*** Data to process ***

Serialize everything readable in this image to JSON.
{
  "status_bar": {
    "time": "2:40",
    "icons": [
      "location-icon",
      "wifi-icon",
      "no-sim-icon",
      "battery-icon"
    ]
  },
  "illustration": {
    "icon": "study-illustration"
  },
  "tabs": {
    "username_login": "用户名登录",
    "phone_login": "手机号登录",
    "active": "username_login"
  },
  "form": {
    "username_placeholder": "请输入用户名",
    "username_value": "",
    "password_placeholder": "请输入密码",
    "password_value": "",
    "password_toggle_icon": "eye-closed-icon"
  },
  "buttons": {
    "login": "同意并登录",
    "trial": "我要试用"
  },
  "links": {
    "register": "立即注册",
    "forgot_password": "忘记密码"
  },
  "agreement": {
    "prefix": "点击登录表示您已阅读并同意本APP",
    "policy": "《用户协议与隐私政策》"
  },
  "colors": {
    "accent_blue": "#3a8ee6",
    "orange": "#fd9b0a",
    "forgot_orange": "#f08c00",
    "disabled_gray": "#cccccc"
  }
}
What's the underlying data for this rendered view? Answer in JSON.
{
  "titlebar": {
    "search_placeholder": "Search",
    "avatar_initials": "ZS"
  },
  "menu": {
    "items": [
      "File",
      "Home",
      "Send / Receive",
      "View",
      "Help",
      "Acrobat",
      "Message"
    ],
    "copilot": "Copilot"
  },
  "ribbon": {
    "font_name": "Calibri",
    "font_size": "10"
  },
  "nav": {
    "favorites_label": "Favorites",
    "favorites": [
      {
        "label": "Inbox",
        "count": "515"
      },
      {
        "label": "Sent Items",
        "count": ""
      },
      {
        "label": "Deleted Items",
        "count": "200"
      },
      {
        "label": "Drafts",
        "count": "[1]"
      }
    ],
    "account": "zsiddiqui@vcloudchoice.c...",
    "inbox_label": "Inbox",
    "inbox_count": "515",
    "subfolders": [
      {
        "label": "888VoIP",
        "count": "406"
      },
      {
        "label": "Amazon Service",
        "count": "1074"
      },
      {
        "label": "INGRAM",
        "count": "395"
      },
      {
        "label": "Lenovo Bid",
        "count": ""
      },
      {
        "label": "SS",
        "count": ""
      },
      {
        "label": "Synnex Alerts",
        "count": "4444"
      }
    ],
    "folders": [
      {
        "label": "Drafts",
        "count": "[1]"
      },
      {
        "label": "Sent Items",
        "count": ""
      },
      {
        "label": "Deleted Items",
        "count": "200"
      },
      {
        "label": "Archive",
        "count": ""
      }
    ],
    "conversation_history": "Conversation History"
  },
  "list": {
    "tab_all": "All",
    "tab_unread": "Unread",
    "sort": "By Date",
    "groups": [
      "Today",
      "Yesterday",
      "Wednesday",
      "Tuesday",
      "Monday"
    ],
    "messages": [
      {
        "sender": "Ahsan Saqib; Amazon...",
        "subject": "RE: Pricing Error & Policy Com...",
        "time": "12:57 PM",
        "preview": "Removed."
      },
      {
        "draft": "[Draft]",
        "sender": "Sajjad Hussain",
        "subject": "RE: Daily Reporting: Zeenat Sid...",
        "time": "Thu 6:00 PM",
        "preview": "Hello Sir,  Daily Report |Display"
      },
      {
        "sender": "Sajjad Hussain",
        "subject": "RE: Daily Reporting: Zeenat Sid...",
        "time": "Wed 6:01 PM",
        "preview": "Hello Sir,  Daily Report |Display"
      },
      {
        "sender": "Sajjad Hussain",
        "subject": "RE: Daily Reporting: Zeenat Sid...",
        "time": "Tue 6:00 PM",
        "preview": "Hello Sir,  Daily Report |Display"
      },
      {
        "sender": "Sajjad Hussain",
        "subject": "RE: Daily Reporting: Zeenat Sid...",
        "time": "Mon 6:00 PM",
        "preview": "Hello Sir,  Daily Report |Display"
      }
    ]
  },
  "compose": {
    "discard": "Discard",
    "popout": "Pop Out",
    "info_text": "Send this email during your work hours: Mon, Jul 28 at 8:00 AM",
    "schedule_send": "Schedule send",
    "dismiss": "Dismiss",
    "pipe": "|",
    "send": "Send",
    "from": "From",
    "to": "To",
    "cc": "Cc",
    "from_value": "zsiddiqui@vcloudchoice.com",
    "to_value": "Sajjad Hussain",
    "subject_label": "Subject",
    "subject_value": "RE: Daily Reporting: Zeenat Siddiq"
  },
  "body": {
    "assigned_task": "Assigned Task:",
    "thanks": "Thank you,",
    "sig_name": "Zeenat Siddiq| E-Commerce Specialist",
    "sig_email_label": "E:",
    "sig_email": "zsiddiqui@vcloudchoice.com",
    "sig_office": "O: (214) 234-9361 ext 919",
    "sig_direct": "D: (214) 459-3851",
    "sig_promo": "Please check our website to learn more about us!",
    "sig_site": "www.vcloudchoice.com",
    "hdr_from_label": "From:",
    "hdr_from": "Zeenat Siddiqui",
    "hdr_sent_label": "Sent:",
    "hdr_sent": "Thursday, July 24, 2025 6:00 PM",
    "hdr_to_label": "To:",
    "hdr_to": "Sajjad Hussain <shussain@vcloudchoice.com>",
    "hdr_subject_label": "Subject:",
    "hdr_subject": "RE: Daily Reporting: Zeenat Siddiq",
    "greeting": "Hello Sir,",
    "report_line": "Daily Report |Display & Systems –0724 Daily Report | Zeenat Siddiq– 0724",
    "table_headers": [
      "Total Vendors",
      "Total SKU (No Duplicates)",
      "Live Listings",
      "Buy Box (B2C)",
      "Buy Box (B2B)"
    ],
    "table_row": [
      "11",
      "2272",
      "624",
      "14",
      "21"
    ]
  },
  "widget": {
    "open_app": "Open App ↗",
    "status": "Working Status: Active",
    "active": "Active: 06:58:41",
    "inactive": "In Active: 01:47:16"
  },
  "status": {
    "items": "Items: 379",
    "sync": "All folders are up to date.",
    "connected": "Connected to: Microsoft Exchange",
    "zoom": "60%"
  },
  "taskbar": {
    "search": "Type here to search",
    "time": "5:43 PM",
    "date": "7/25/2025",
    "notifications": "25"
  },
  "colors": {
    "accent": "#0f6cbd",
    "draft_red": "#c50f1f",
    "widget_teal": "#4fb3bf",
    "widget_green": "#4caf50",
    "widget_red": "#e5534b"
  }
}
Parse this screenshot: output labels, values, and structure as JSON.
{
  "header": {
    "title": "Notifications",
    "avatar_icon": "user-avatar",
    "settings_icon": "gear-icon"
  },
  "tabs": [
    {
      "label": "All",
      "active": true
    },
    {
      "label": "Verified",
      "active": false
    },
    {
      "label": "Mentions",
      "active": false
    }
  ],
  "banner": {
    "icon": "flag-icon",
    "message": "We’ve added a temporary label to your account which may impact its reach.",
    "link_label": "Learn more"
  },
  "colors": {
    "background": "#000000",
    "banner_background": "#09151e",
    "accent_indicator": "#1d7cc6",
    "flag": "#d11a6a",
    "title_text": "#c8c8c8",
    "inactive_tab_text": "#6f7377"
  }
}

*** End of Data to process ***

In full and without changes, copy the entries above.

Serialize everything readable in this image to JSON.
{
  "status_bar": {
    "time": "2:40",
    "icons": [
      "location-icon",
      "wifi-icon",
      "no-sim-icon",
      "battery-icon"
    ]
  },
  "illustration": {
    "icon": "study-illustration"
  },
  "tabs": {
    "username_login": "用户名登录",
    "phone_login": "手机号登录",
    "active": "username_login"
  },
  "form": {
    "username_placeholder": "请输入用户名",
    "username_value": "",
    "password_placeholder": "请输入密码",
    "password_value": "",
    "password_toggle_icon": "eye-closed-icon"
  },
  "buttons": {
    "login": "同意并登录",
    "trial": "我要试用"
  },
  "links": {
    "register": "立即注册",
    "forgot_password": "忘记密码"
  },
  "agreement": {
    "prefix": "点击登录表示您已阅读并同意本APP",
    "policy": "《用户协议与隐私政策》"
  },
  "colors": {
    "accent_blue": "#3a8ee6",
    "orange": "#fd9b0a",
    "forgot_orange": "#f08c00",
    "disabled_gray": "#cccccc"
  }
}
What's the underlying data for this rendered view? Answer in JSON.
{
  "titlebar": {
    "search_placeholder": "Search",
    "avatar_initials": "ZS"
  },
  "menu": {
    "items": [
      "File",
      "Home",
      "Send / Receive",
      "View",
      "Help",
      "Acrobat",
      "Message"
    ],
    "copilot": "Copilot"
  },
  "ribbon": {
    "font_name": "Calibri",
    "font_size": "10"
  },
  "nav": {
    "favorites_label": "Favorites",
    "favorites": [
      {
        "label": "Inbox",
        "count": "515"
      },
      {
        "label": "Sent Items",
        "count": ""
      },
      {
        "label": "Deleted Items",
        "count": "200"
      },
      {
        "label": "Drafts",
        "count": "[1]"
      }
    ],
    "account": "zsiddiqui@vcloudchoice.c...",
    "inbox_label": "Inbox",
    "inbox_count": "515",
    "subfolders": [
      {
        "label": "888VoIP",
        "count": "406"
      },
      {
        "label": "Amazon Service",
        "count": "1074"
      },
      {
        "label": "INGRAM",
        "count": "395"
      },
      {
        "label": "Lenovo Bid",
        "count": ""
      },
      {
        "label": "SS",
        "count": ""
      },
      {
        "label": "Synnex Alerts",
        "count": "4444"
      }
    ],
    "folders": [
      {
        "label": "Drafts",
        "count": "[1]"
      },
      {
        "label": "Sent Items",
        "count": ""
      },
      {
        "label": "Deleted Items",
        "count": "200"
      },
      {
        "label": "Archive",
        "count": ""
      }
    ],
    "conversation_history": "Conversation History"
  },
  "list": {
    "tab_all": "All",
    "tab_unread": "Unread",
    "sort": "By Date",
    "groups": [
      "Today",
      "Yesterday",
      "Wednesday",
      "Tuesday",
      "Monday"
    ],
    "messages": [
      {
        "sender": "Ahsan Saqib; Amazon...",
        "subject": "RE: Pricing Error & Policy Com...",
        "time": "12:57 PM",
        "preview": "Removed."
      },
      {
        "draft": "[Draft]",
        "sender": "Sajjad Hussain",
        "subject": "RE: Daily Reporting: Zeenat Sid...",
        "time": "Thu 6:00 PM",
        "preview": "Hello Sir,  Daily Report |Display"
      },
      {
        "sender": "Sajjad Hussain",
        "subject": "RE: Daily Reporting: Zeenat Sid...",
        "time": "Wed 6:01 PM",
        "preview": "Hello Sir,  Daily Report |Display"
      },
      {
        "sender": "Sajjad Hussain",
        "subject": "RE: Daily Reporting: Zeenat Sid...",
        "time": "Tue 6:00 PM",
        "preview": "Hello Sir,  Daily Report |Display"
      },
      {
        "sender": "Sajjad Hussain",
        "subject": "RE: Daily Reporting: Zeenat Sid...",
        "time": "Mon 6:00 PM",
        "preview": "Hello Sir,  Daily Report |Display"
      }
    ]
  },
  "compose": {
    "discard": "Discard",
    "popout": "Pop Out",
    "info_text": "Send this email during your work hours: Mon, Jul 28 at 8:00 AM",
    "schedule_send": "Schedule send",
    "dismiss": "Dismiss",
    "pipe": "|",
    "send": "Send",
    "from": "From",
    "to": "To",
    "cc": "Cc",
    "from_value": "zsiddiqui@vcloudchoice.com",
    "to_value": "Sajjad Hussain",
    "subject_label": "Subject",
    "subject_value": "RE: Daily Reporting: Zeenat Siddiq"
  },
  "body": {
    "assigned_task": "Assigned Task:",
    "thanks": "Thank you,",
    "sig_name": "Zeenat Siddiq| E-Commerce Specialist",
    "sig_email_label": "E:",
    "sig_email": "zsiddiqui@vcloudchoice.com",
    "sig_office": "O: (214) 234-9361 ext 919",
    "sig_direct": "D: (214) 459-3851",
    "sig_promo": "Please check our website to learn more about us!",
    "sig_site": "www.vcloudchoice.com",
    "hdr_from_label": "From:",
    "hdr_from": "Zeenat Siddiqui",
    "hdr_sent_label": "Sent:",
    "hdr_sent": "Thursday, July 24, 2025 6:00 PM",
    "hdr_to_label": "To:",
    "hdr_to": "Sajjad Hussain <shussain@vcloudchoice.com>",
    "hdr_subject_label": "Subject:",
    "hdr_subject": "RE: Daily Reporting: Zeenat Siddiq",
    "greeting": "Hello Sir,",
    "report_line": "Daily Report |Display & Systems –0724 Daily Report | Zeenat Siddiq– 0724",
    "table_headers": [
      "Total Vendors",
      "Total SKU (No Duplicates)",
      "Live Listings",
      "Buy Box (B2C)",
      "Buy Box (B2B)"
    ],
    "table_row": [
      "11",
      "2272",
      "624",
      "14",
      "21"
    ]
  },
  "widget": {
    "open_app": "Open App ↗",
    "status": "Working Status: Active",
    "active": "Active: 06:58:41",
    "inactive": "In Active: 01:47:16"
  },
  "status": {
    "items": "Items: 379",
    "sync": "All folders are up to date.",
    "connected": "Connected to: Microsoft Exchange",
    "zoom": "60%"
  },
  "taskbar": {
    "search": "Type here to search",
    "time": "5:43 PM",
    "date": "7/25/2025",
    "notifications": "25"
  },
  "colors": {
    "accent": "#0f6cbd",
    "draft_red": "#c50f1f",
    "widget_teal": "#4fb3bf",
    "widget_green": "#4caf50",
    "widget_red": "#e5534b"
  }
}
Parse this screenshot: output labels, values, and structure as JSON.
{
  "header": {
    "title": "Notifications",
    "avatar_icon": "user-avatar",
    "settings_icon": "gear-icon"
  },
  "tabs": [
    {
      "label": "All",
      "active": true
    },
    {
      "label": "Verified",
      "active": false
    },
    {
      "label": "Mentions",
      "active": false
    }
  ],
  "banner": {
    "icon": "flag-icon",
    "message": "We’ve added a temporary label to your account which may impact its reach.",
    "link_label": "Learn more"
  },
  "colors": {
    "background": "#000000",
    "banner_background": "#09151e",
    "accent_indicator": "#1d7cc6",
    "flag": "#d11a6a",
    "title_text": "#c8c8c8",
    "inactive_tab_text": "#6f7377"
  }
}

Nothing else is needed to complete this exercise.